By Abdulwahab Abdulah
Human rights lawyer, Mr Femi Falana, SAN has threatened legal action against the Federal Government if it make good its plan to borrow loan to finance the 2016 budget.
In a letter to the minister of finance, Falana argued that rather than borrowing fresh loan, government should strive to recover debts owed it by different groups and institutions.
According to him, it was real that the government has decided to apply for a loan of $2.5 billion from the World Bank and $1 billion from the African Development Bank for the purpose of financing the 2016 Budget, in spite of its debt profile of $64 billion.
Urging the government to desist from taken the loans, Falana asked that it embarks on the immediate recovery of outstanding loans and accrued revenues payable to the federation account.
He maintained that going for the loans will further burdened Nigerians.
The lawyer disclosed that from records, the Federal Government is owed nothing less than $66.5 billion which ought to be recovered without any further delay.
He listed the recoverable debts to include “the potential recoverable revenues payable to the Federation Account are not less than $20,221,018,007.00 (Twenty billion, two hundred and twenty one million, eighteen thousand, and seven hundered dollars only).”
The debts were said to have arisen from “underpayment/underassessment of taxes, royalties, levies and rents,” according to five cycles of independent audit reports compiled by the National Extractive Industries Transparency Initiative (NEITI).
Beside, Falana, noted that on October 4, 2006, the Central Bank of Nigeria apportioned $7 billion to 14 Nigerian banks to “manage” out of the nation’s external reserves, which stood at $38.07 billion, as at the end of July, 2006.
According to him, “the amount involved represented 18.39 per cent of the total external reserves at the material time.
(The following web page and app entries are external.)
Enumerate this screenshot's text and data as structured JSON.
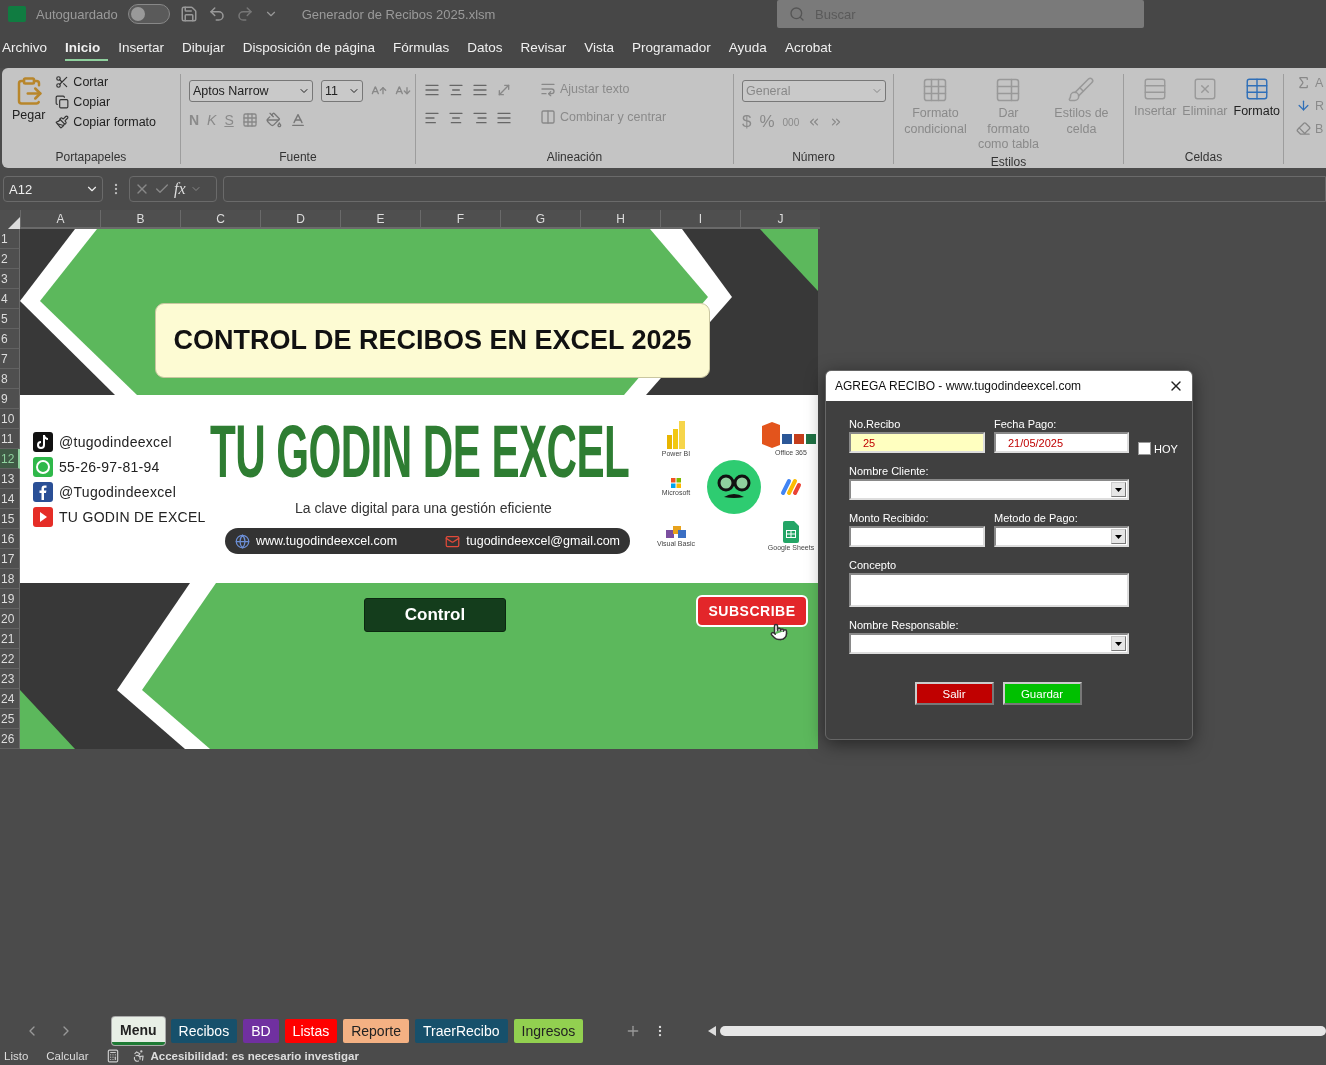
{
  "title_bar": {
    "autosave_label": "Autoguardado",
    "autosave_on": false,
    "filename": "Generador de Recibos 2025.xlsm",
    "search_placeholder": "Buscar"
  },
  "menu_tabs": [
    {
      "label": "Archivo",
      "selected": false
    },
    {
      "label": "Inicio",
      "selected": true
    },
    {
      "label": "Insertar",
      "selected": false
    },
    {
      "label": "Dibujar",
      "selected": false
    },
    {
      "label": "Disposición de página",
      "selected": false
    },
    {
      "label": "Fórmulas",
      "selected": false
    },
    {
      "label": "Datos",
      "selected": false
    },
    {
      "label": "Revisar",
      "selected": false
    },
    {
      "label": "Vista",
      "selected": false
    },
    {
      "label": "Programador",
      "selected": false
    },
    {
      "label": "Ayuda",
      "selected": false
    },
    {
      "label": "Acrobat",
      "selected": false
    }
  ],
  "ribbon": {
    "clipboard": {
      "label": "Portapapeles",
      "paste": "Pegar",
      "actions": [
        {
          "kind": "cut",
          "label": "Cortar"
        },
        {
          "kind": "copy",
          "label": "Copiar"
        },
        {
          "kind": "painter",
          "label": "Copiar formato"
        }
      ]
    },
    "font": {
      "label": "Fuente",
      "font_name": "Aptos Narrow",
      "font_size": "11",
      "styles": [
        "N",
        "K",
        "S"
      ]
    },
    "alignment": {
      "label": "Alineación",
      "actions": [
        {
          "kind": "wrap",
          "label": "Ajustar texto",
          "disabled": true
        },
        {
          "kind": "merge",
          "label": "Combinar y centrar",
          "disabled": true
        }
      ]
    },
    "number": {
      "label": "Número",
      "format": "General",
      "symbols": [
        "$",
        "%",
        "000"
      ]
    },
    "styles": {
      "label": "Estilos",
      "actions": [
        {
          "kind": "conditional",
          "label": "Formato condicional",
          "disabled": true
        },
        {
          "kind": "table",
          "label": "Dar formato como tabla",
          "disabled": true
        },
        {
          "kind": "cell",
          "label": "Estilos de celda",
          "disabled": true
        }
      ]
    },
    "cells": {
      "label": "Celdas",
      "actions": [
        {
          "kind": "insert",
          "label": "Insertar",
          "disabled": true
        },
        {
          "kind": "delete",
          "label": "Eliminar",
          "disabled": true
        },
        {
          "kind": "format",
          "label": "Formato",
          "disabled": false
        }
      ]
    },
    "editing": [
      {
        "kind": "sum",
        "label": "A"
      },
      {
        "kind": "fill",
        "label": "R"
      },
      {
        "kind": "clear",
        "label": "B"
      }
    ]
  },
  "formula_bar": {
    "name_box": "A12",
    "fx": "fx"
  },
  "columns": [
    "A",
    "B",
    "C",
    "D",
    "E",
    "F",
    "G",
    "H",
    "I",
    "J"
  ],
  "rows": [
    {
      "label": "1",
      "selected": false
    },
    {
      "label": "2",
      "selected": false
    },
    {
      "label": "3",
      "selected": false
    },
    {
      "label": "4",
      "selected": false
    },
    {
      "label": "5",
      "selected": false
    },
    {
      "label": "6",
      "selected": false
    },
    {
      "label": "7",
      "selected": false
    },
    {
      "label": "8",
      "selected": false
    },
    {
      "label": "9",
      "selected": false
    },
    {
      "label": "10",
      "selected": false
    },
    {
      "label": "11",
      "selected": false
    },
    {
      "label": "12",
      "selected": true
    },
    {
      "label": "13",
      "selected": false
    },
    {
      "label": "14",
      "selected": false
    },
    {
      "label": "15",
      "selected": false
    },
    {
      "label": "16",
      "selected": false
    },
    {
      "label": "17",
      "selected": false
    },
    {
      "label": "18",
      "selected": false
    },
    {
      "label": "19",
      "selected": false
    },
    {
      "label": "20",
      "selected": false
    },
    {
      "label": "21",
      "selected": false
    },
    {
      "label": "22",
      "selected": false
    },
    {
      "label": "23",
      "selected": false
    },
    {
      "label": "24",
      "selected": false
    },
    {
      "label": "25",
      "selected": false
    },
    {
      "label": "26",
      "selected": false
    }
  ],
  "banner": {
    "title": "CONTROL DE RECIBOS EN EXCEL 2025",
    "brand": "TU GODIN DE EXCEL",
    "tagline": "La clave digital para una gestión eficiente",
    "socials": [
      {
        "kind": "tiktok",
        "label": "@tugodindeexcel"
      },
      {
        "kind": "whatsapp",
        "label": "55-26-97-81-94"
      },
      {
        "kind": "facebook",
        "label": "@Tugodindeexcel"
      },
      {
        "kind": "youtube",
        "label": "TU GODIN DE EXCEL"
      }
    ],
    "website": "www.tugodindeexcel.com",
    "email": "tugodindeexcel@gmail.com",
    "logos": [
      {
        "kind": "powerbi",
        "label": "Power BI"
      },
      {
        "kind": "office",
        "label": "Office 365"
      },
      {
        "kind": "microsoft",
        "label": "Microsoft"
      },
      {
        "kind": "appsscript"
      },
      {
        "kind": "vba",
        "label": "Visual Basic"
      },
      {
        "kind": "sheets",
        "label": "Google Sheets"
      }
    ],
    "control_button": "Control",
    "subscribe": "SUBSCRIBE"
  },
  "dialog": {
    "title": "AGREGA RECIBO - www.tugodindeexcel.com",
    "fields": [
      {
        "kind": "text",
        "label": "No.Recibo",
        "value": "25",
        "highlighted": true,
        "wide": false
      },
      {
        "kind": "text",
        "label": "Fecha Pago:",
        "value": "21/05/2025",
        "highlighted": false,
        "wide": false
      },
      {
        "kind": "combo",
        "label": "Nombre Cliente:",
        "wide": true
      },
      {
        "kind": "text",
        "label": "Monto Recibido:",
        "highlighted": false,
        "wide": false
      },
      {
        "kind": "combo",
        "label": "Metodo de Pago:",
        "wide": false
      },
      {
        "kind": "textarea",
        "label": "Concepto",
        "wide": true
      },
      {
        "kind": "combo",
        "label": "Nombre Responsable:",
        "wide": true
      }
    ],
    "today": {
      "label": "HOY",
      "checked": false
    },
    "buttons": [
      {
        "label": "Salir",
        "color": "#c00000"
      },
      {
        "label": "Guardar",
        "color": "#00c000"
      }
    ]
  },
  "sheet_tabs": [
    {
      "label": "Menu",
      "selected": true,
      "color": "#e8efe6"
    },
    {
      "label": "Recibos",
      "selected": false,
      "color": "#17506b"
    },
    {
      "label": "BD",
      "selected": false,
      "color": "#7030a0"
    },
    {
      "label": "Listas",
      "selected": false,
      "color": "#ff0000"
    },
    {
      "label": "Reporte",
      "selected": false,
      "color": "#f4b183"
    },
    {
      "label": "TraerRecibo",
      "selected": false,
      "color": "#17506b"
    },
    {
      "label": "Ingresos",
      "selected": false,
      "color": "#92d050"
    }
  ],
  "status_bar": {
    "items": [
      "Listo",
      "Calcular"
    ],
    "accessibility": "Accesibilidad: es necesario investigar"
  }
}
In addition, following the crisis of global capitalism, which occurred in 2008, the Central Bank of Nigeria gave a bailout of $4 billion (N600 billion) to the commercial banks in the country.
“The CBN has not deemed it fit to ask for the refund of the total sum of $11 billion injected into the banking system in the space of two years.”